§ WORK TO COMPLETE:
Look through the entries below. Report each line that has the word "icon" in it.

§ App and web page records:
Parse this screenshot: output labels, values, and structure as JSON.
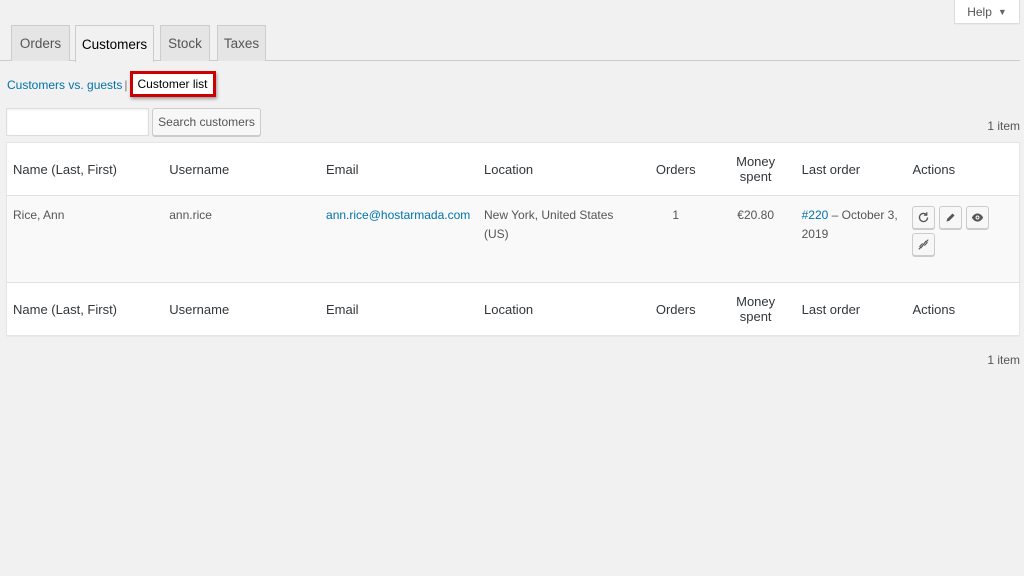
{
  "help": {
    "label": "Help",
    "caret": "▼"
  },
  "tabs": [
    {
      "label": "Orders",
      "active": false
    },
    {
      "label": "Customers",
      "active": true
    },
    {
      "label": "Stock",
      "active": false
    },
    {
      "label": "Taxes",
      "active": false
    }
  ],
  "subnav": {
    "link": "Customers vs. guests",
    "separator": "|",
    "current": "Customer list"
  },
  "search": {
    "value": "",
    "placeholder": "",
    "button_label": "Search customers"
  },
  "pagination": {
    "top": "1 item",
    "bottom": "1 item"
  },
  "table": {
    "columns": [
      "Name (Last, First)",
      "Username",
      "Email",
      "Location",
      "Orders",
      "Money spent",
      "Last order",
      "Actions"
    ],
    "rows": [
      {
        "name": "Rice, Ann",
        "username": "ann.rice",
        "email": "ann.rice@hostarmada.com",
        "location": "New York, United States (US)",
        "orders": "1",
        "money_spent": "€20.80",
        "last_order_link": "#220",
        "last_order_date": " – October 3, 2019",
        "actions": [
          "refresh-icon",
          "edit-icon",
          "view-icon",
          "link-icon"
        ]
      }
    ]
  },
  "colors": {
    "link": "#0073aa",
    "highlight_border": "#cc0000",
    "background": "#f1f1f1"
  }
}
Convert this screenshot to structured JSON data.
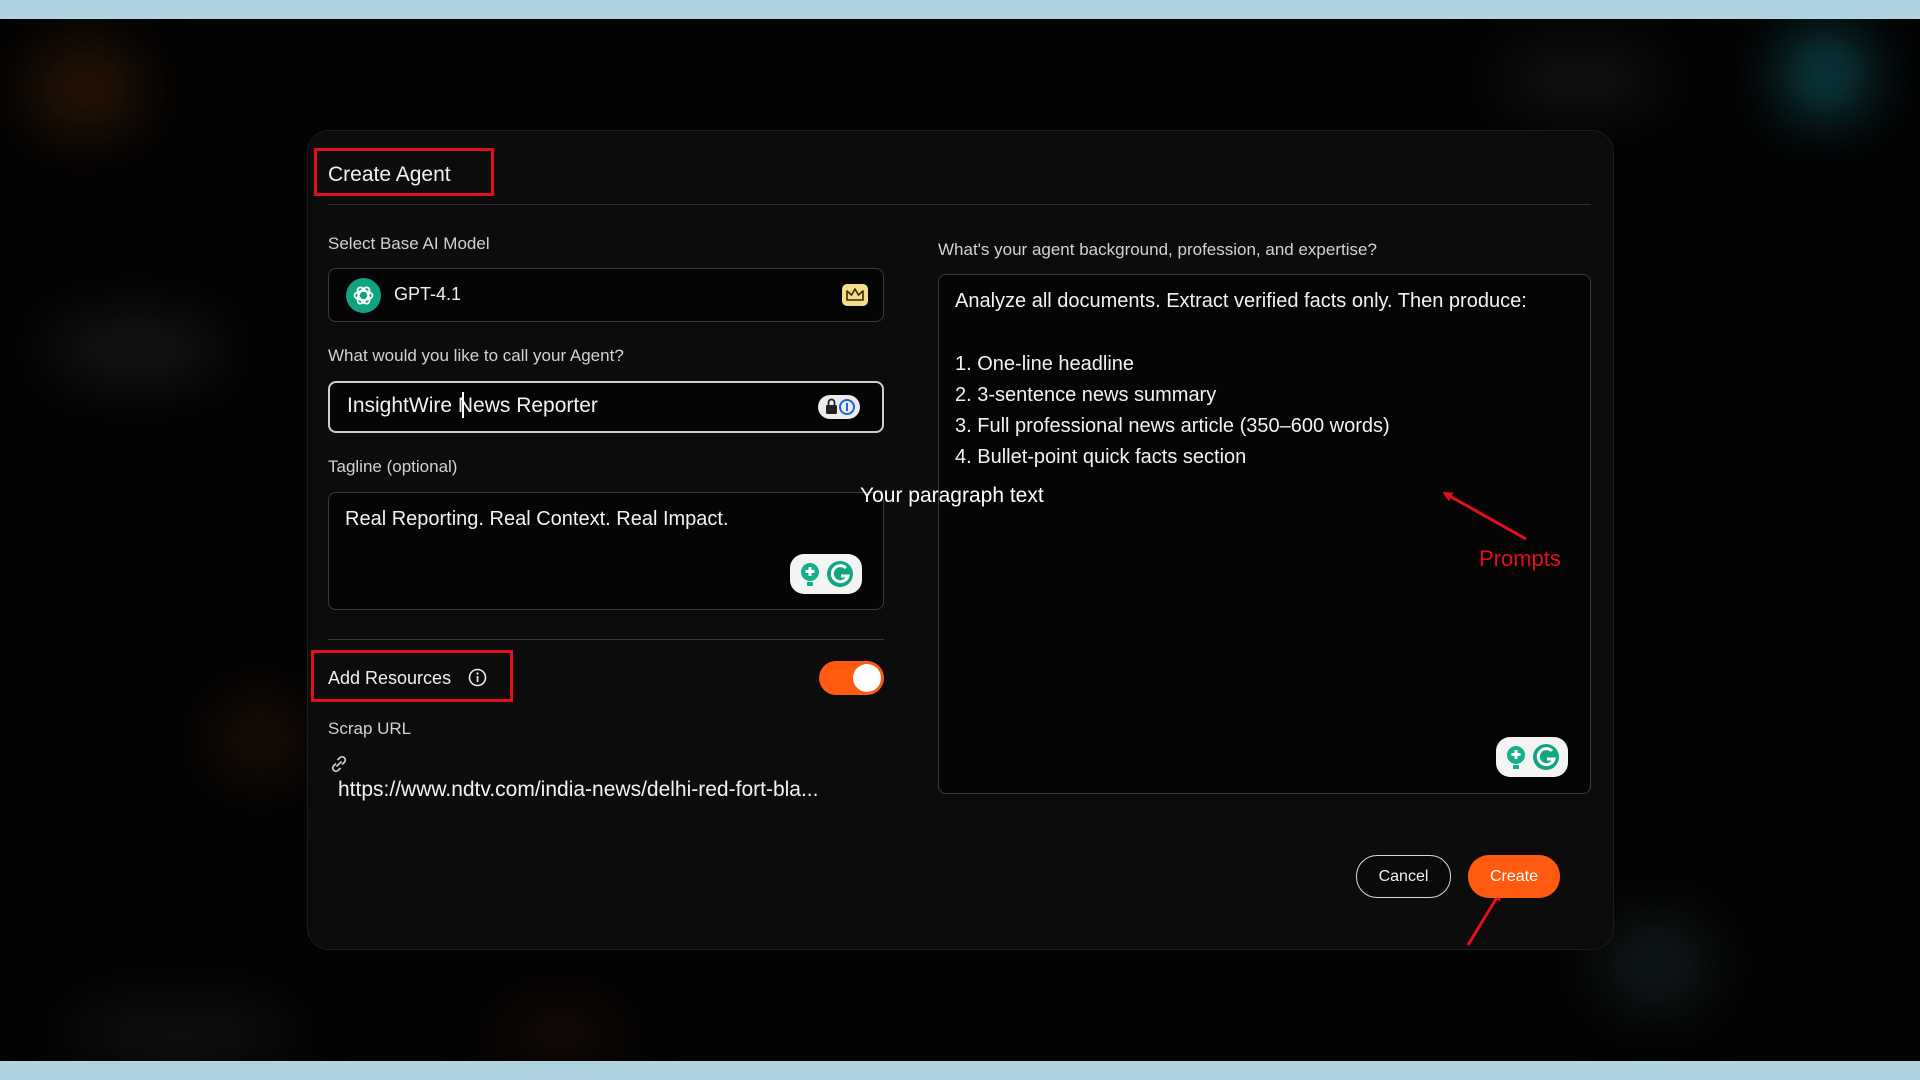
{
  "modal": {
    "title": "Create Agent"
  },
  "base_model": {
    "label": "Select Base AI Model",
    "value": "GPT-4.1",
    "logo_icon": "openai-icon",
    "badge_icon": "crown-icon"
  },
  "agent_name": {
    "label": "What would you like to call your Agent?",
    "value": "InsightWire News Reporter",
    "cursor_after": "InsightWire"
  },
  "tagline": {
    "label": "Tagline (optional)",
    "value": "Real Reporting. Real Context. Real Impact."
  },
  "resources": {
    "label": "Add Resources",
    "toggle_on": true,
    "scrap_url_label": "Scrap URL",
    "scrap_url_value": "https://www.ndtv.com/india-news/delhi-red-fort-bla..."
  },
  "background": {
    "label": "What's your agent background, profession, and expertise?",
    "value": "Analyze all documents. Extract verified facts only. Then produce:\n\n1. One-line headline\n2. 3-sentence news summary\n3. Full professional news article (350–600 words)\n4. Bullet-point quick facts section"
  },
  "overlay_text": "Your paragraph text",
  "annotation": {
    "prompts_label": "Prompts",
    "color": "#e3101c"
  },
  "buttons": {
    "cancel": "Cancel",
    "create": "Create"
  },
  "colors": {
    "accent": "#ff5a0f",
    "highlight": "#e3101c",
    "model_logo": "#10a37f",
    "frame": "#add4e0"
  }
}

§ EXERCISE RESPONSE:
          "refresh-icon",
          "edit-icon",
          "view-icon",
          "link-icon"
    "logo_icon": "openai-icon",
    "badge_icon": "crown-icon"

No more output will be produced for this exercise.